Tens of millions of Thai baht worth of stock trades later, the shoe has finally dropped: the Stock Exchange of Thailand is launching a probe into share price movements of cash-and-carry retailer Siam Makro ahead of Monday’s $6.6bn takeover offer by CP All, the country’s biggest convenience store operator.
As beyondbrics noted, the market was buzzing with rumours for weeks before the announcement. Continue reading »
When is a new policy not a new policy? When it’s introduced by the Indonesian government, which has a tendency to rush out new measures with minimal consultation, sparking protests from those affected and eventually leading officials to backtrack with all the elegance of Michael Jackson doing the moonwalk. Continue reading »
After coming out on top against Heritage Oil in a tax appeal tribunal at home, the Ugandan Revenue Authority claims to be winning the away leg in London as it chases the Jersey-based company for a tax bill of $435m.
Heritage disputes the claim, and says the arbitration is still at a preliminary phase. A swift conclusion seems unlikely, but the case signals a determination on the part of the Ugandan government to ensure it gets a cut of the spoils in its nascent oil industry, and underlines the risks facing investors.
Continue reading »
Ding, ding, ding. Get ready to rumble.
Sir Richard Branson, the airline to mobile phone billionaire, has landed in Colombia with the launch on Wednesday of his Virgin Mobile services in the country.
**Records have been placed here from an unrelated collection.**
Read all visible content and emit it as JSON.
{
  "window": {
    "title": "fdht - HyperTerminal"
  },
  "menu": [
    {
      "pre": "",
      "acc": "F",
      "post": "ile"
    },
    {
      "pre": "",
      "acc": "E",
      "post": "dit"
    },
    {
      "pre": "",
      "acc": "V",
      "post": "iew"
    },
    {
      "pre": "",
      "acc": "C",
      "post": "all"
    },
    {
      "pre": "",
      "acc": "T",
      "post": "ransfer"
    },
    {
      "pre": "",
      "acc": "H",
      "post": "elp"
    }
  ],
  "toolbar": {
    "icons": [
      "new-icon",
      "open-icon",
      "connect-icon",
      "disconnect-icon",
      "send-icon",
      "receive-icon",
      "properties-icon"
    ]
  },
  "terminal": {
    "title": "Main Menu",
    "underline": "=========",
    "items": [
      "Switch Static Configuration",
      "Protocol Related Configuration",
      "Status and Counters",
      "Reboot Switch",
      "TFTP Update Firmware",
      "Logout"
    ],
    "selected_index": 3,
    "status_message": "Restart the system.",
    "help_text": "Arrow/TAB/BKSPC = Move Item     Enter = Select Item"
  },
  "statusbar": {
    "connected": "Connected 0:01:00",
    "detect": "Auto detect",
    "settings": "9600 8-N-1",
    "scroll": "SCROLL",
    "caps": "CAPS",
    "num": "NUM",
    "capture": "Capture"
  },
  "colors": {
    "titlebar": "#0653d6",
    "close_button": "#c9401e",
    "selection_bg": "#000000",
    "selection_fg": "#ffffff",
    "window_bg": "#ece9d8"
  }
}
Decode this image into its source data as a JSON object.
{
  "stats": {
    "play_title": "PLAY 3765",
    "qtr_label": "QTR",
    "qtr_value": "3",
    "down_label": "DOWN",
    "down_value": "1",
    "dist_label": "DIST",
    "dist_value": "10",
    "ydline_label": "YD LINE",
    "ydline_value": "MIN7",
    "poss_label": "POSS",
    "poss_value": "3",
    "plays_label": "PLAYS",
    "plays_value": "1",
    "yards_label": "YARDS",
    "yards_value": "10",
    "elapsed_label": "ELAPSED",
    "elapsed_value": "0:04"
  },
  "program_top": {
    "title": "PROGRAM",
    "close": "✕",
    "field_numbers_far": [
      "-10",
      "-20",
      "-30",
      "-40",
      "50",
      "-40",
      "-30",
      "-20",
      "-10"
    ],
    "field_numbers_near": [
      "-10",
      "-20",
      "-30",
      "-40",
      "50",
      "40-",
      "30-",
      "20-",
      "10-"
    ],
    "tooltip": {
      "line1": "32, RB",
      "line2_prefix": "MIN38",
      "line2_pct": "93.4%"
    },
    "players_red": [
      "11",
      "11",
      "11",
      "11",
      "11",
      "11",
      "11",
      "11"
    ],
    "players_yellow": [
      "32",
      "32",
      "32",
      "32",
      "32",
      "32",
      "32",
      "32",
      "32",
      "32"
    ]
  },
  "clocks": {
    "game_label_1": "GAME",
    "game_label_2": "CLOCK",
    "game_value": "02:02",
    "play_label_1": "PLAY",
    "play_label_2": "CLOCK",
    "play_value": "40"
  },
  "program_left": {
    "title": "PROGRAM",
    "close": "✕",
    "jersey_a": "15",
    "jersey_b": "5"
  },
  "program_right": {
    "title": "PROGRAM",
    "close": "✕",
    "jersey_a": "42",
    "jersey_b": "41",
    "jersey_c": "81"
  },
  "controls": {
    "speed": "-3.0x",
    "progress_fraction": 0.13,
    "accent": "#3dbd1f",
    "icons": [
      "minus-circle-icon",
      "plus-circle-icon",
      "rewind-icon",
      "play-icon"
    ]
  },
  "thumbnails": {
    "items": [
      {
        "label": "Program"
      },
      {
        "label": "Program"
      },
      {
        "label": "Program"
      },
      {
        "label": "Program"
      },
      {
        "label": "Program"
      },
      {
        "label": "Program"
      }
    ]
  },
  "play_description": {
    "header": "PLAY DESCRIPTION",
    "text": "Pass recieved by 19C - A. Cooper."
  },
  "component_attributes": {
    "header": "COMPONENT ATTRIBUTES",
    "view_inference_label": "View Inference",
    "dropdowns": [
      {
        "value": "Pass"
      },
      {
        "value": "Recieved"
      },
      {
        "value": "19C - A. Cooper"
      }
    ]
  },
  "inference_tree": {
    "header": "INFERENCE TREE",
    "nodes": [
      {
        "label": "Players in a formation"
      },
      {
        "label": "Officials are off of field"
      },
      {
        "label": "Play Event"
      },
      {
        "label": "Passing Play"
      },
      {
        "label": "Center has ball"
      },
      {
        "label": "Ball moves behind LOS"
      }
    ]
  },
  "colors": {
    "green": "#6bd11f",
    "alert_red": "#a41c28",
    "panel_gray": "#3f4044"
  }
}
The move will pit Sir Richard against Carlos Slim, the world’s richest man and who through his flagship company, América Móvil, dominates the telecoms sector in Latin America. Continue reading »